:: WHAT IS REQUIRED ::
This exercise calls for the listing to be set down exactly.

:: INFORMATION SHOWN ::
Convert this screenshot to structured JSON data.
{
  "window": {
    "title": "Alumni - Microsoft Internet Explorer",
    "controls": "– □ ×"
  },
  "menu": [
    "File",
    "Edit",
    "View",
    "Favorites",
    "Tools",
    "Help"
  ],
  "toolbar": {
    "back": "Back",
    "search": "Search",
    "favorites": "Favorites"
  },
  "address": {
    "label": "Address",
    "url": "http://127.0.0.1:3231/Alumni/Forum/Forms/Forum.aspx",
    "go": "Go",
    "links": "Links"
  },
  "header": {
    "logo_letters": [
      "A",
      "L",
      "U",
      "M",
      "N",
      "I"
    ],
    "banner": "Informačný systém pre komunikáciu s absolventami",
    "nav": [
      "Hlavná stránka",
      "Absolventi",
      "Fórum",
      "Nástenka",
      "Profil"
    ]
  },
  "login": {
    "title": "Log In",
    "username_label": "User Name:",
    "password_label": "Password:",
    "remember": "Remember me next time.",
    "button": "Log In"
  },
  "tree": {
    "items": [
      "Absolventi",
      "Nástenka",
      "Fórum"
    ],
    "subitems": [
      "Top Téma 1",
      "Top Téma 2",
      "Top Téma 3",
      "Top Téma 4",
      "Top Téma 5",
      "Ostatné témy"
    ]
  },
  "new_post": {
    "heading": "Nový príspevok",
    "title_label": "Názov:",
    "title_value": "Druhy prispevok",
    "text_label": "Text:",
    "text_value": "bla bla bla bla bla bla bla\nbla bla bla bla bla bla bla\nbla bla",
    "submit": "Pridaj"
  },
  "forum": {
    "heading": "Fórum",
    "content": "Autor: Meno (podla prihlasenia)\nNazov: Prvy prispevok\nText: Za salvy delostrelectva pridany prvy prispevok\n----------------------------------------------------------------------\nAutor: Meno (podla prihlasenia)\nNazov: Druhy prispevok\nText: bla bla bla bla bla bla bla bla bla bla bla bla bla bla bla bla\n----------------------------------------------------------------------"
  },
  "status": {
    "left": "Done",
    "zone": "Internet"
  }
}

:: RESPONSE FOR THIS EXERCISE ::
Convert this screenshot to structured JSON data.
{
  "window": {
    "title": "Alumni - Microsoft Internet Explorer",
    "controls": "– □ ×"
  },
  "menu": [
    "File",
    "Edit",
    "View",
    "Favorites",
    "Tools",
    "Help"
  ],
  "toolbar": {
    "back": "Back",
    "search": "Search",
    "favorites": "Favorites"
  },
  "address": {
    "label": "Address",
    "url": "http://127.0.0.1:3231/Alumni/Forum/Forms/Forum.aspx",
    "go": "Go",
    "links": "Links"
  },
  "header": {
    "logo_letters": [
      "A",
      "L",
      "U",
      "M",
      "N",
      "I"
    ],
    "banner": "Informačný systém pre komunikáciu s absolventami",
    "nav": [
      "Hlavná stránka",
      "Absolventi",
      "Fórum",
      "Nástenka",
      "Profil"
    ]
  },
  "login": {
    "title": "Log In",
    "username_label": "User Name:",
    "password_label": "Password:",
    "remember": "Remember me next time.",
    "button": "Log In"
  },
  "tree": {
    "items": [
      "Absolventi",
      "Nástenka",
      "Fórum"
    ],
    "subitems": [
      "Top Téma 1",
      "Top Téma 2",
      "Top Téma 3",
      "Top Téma 4",
      "Top Téma 5",
      "Ostatné témy"
    ]
  },
  "new_post": {
    "heading": "Nový príspevok",
    "title_label": "Názov:",
    "title_value": "Druhy prispevok",
    "text_label": "Text:",
    "text_value": "bla bla bla bla bla bla bla\nbla bla bla bla bla bla bla\nbla bla",
    "submit": "Pridaj"
  },
  "forum": {
    "heading": "Fórum",
    "content": "Autor: Meno (podla prihlasenia)\nNazov: Prvy prispevok\nText: Za salvy delostrelectva pridany prvy prispevok\n----------------------------------------------------------------------\nAutor: Meno (podla prihlasenia)\nNazov: Druhy prispevok\nText: bla bla bla bla bla bla bla bla bla bla bla bla bla bla bla bla\n----------------------------------------------------------------------"
  },
  "status": {
    "left": "Done",
    "zone": "Internet"
  }
}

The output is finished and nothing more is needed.